UCLA won’t go to bars until the second half of the meet, but if they can build up a lead of about .500 at the halfway point (which is what RQS predicts), that should be comfortable. Their own bars problem at SECs notwithstanding, The Razorbacks’ asset this season has been their unexpected consistency. They were all about consecutive low 196s for two straight months at the beginning of the year, which can’t be done without consistency. Even though they haven’t always been able to manage six people on each event, they’ve had only a couple counting falls this year and none on beam, which is rather impressive. Arkansas’s path to the upset looks to involve banking on that consistency for solid lowish 49s through three events and then breaking out on floor. It would probably also take a major mistake from a team above (or a Pac 12s repeat from UCLA) for that to work, but that’s the path.
I don’t see any of the bottom three seeds making much of a run at a qualification spot. Last year, Arizona State came into regionals in a similar position to this year and overperformed to finish third, but I don’t anticipate them challenging this time. They had a fairly rough performance at Pac 12s, counting a fall on bars and looking pretty sloppy on beam, so definitely expect this to be Spini’s final meet as head coach. If anyone pulls off the upset at this regional, it will be Arkansas.
ASU will have freshman Beka Conrad as their AA contributor hoping to make it as an individual, but the three lower seeds in this regional also don’t boast the major AA contenders. With Arkansas sporting Grable and Wellick in the AA, those two should qualify if the team doesn’t advance, and the same with UCLA having Peszek and Courtney. The others would need one of these top individuals to have a mistake in order to get in.

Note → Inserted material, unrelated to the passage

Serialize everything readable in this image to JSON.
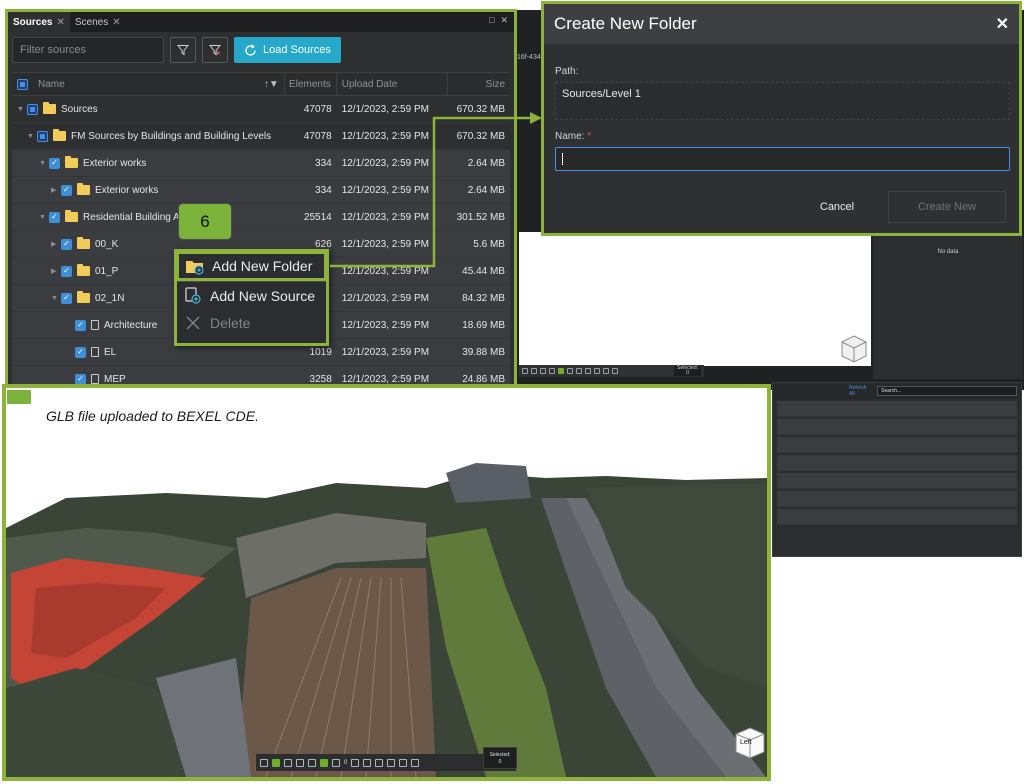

It has been a very strong end to the season for Utah State, finishing with three straight scores in the 196.0s and a flood of 49 rotations. It is going to take much more than that to advance from this competition since we have several teams who can count falls and still score better than a low 196, but getting the 5th seed at a regional and sitting on a top 30 ranking is a solid finish to the season. I saw Utah State once this year, against UCLA, and I was impressed by the level of gymnastics. They merit those 196s. And if there is an AA upset, look to USU’s Sarah Landes, who is a likely 9.800 on each event, as a possibility.
Most of the #6 seeds we see at regionals can count 2014 as successful season because they made it this far, and that is especially true of Davis. They won’t remotely challenge, but they’ve qualified to regionals for the first time since 1998, so it’s a win. It’s always exciting to see new teams contend, just to spruce up these old haggard faces we always see, and hopefully they can continue making things a little more unexpected in the years to come.